According to Integreon CEO Bob Rowe, “This year’s Report shed light on how US and UK corporations and law firms are coping with the tremendous challenges of regulatory readiness. Clearly corporations are still struggling to maintain regulatory compliance especially in light of static or inadequate resources. A combination of people, process and technology resources provided by law firms, ALSPs and software vendors are filling the gaps. Looking forward, issues like Brexit, Covid-related legislation, United States data privacy laws, and the LIBOR transition will all require corporations and their legal counsel to step up more.”
Provided for your convenience is a complete transcript of the recent webcast presentation on the topics of ransomware, incident response, and cyber discovery as shared by cyber, information governance, and eDiscovery experts from HaystackID and the EDRM to include Michael Sarlo, Jenny Hamilton, John Brewer, John Wilson, and Mary Mack.
According to Zachary Viders, Managing Director, Global Credit Opportunities at BlackRock, “We are very excited to invest in Morae, which has established itself with a unique brand and valued reputation as a global provider of digital and business transformation solutions for the legal, compliance, and risk management markets. We were impressed with the company’s leadership team and vision, business strategy and their tangible capability to deliver the outcomes their clients care about most.”

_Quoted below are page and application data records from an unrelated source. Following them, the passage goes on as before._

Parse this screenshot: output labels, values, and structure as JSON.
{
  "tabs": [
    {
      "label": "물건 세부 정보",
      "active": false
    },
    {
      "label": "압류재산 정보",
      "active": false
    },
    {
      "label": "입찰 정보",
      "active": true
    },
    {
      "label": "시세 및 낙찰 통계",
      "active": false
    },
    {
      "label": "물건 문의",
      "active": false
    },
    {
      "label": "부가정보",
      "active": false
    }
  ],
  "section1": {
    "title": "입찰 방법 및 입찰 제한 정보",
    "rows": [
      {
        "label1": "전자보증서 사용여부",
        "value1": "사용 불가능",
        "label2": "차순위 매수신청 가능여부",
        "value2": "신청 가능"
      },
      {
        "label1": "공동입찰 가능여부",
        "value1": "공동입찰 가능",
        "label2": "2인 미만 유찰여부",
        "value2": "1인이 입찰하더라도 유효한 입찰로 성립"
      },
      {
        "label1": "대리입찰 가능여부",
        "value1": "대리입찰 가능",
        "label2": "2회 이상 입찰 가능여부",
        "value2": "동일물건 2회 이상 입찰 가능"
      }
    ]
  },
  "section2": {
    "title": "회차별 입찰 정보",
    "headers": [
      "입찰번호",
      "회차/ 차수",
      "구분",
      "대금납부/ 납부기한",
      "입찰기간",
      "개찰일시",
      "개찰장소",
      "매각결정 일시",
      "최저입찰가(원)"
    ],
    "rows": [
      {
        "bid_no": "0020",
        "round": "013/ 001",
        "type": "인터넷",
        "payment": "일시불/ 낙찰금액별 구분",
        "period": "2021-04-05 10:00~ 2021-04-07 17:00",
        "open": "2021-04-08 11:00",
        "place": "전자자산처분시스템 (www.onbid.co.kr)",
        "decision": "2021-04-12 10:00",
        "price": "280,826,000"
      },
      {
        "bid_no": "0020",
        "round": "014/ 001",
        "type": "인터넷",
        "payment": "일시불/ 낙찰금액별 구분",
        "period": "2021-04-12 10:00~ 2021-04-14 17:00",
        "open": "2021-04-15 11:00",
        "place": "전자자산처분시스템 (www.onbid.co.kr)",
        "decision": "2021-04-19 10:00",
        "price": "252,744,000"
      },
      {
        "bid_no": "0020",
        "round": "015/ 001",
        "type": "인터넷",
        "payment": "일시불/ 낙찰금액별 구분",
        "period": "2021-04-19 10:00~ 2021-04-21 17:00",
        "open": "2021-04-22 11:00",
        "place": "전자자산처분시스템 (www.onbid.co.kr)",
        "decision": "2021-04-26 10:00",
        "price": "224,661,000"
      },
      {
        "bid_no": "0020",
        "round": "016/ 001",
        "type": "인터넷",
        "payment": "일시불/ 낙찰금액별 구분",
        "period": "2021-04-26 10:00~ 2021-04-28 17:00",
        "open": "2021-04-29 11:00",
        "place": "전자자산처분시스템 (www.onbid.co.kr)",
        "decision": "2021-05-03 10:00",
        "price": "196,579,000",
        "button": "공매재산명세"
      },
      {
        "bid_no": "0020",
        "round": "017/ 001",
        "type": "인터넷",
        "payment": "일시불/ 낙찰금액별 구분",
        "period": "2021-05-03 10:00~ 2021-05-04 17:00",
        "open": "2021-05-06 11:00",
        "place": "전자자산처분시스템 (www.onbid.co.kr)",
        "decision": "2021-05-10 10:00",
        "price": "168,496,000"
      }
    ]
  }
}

According to Miri Mishor-Goldenberg, Cellebrite’s EVP of Customer Services, “Law enforcement’s pathway to digital transformation is a cultural shift that involves technology, people, and business processes all focused on the goal of optimizing the modern investigative lifecycle. Cellebrite Services marks a significant turning point in our ability to share our expertise in Digital Intelligence, along with comprehensive training and robust professional services with public safety and enterprise customers across the globe.”
This report from the US GAO describes an accountability framework for artificial intelligence (AI). The framework is organized around four complementary principles and describes key practices for federal agencies and other entities that are considering and implementing AI systems. Each practice includes a set of questions for entities, auditors, and third-party assessors to consider, along with audit procedures and types of evidence for auditors and third-party assessors to collect.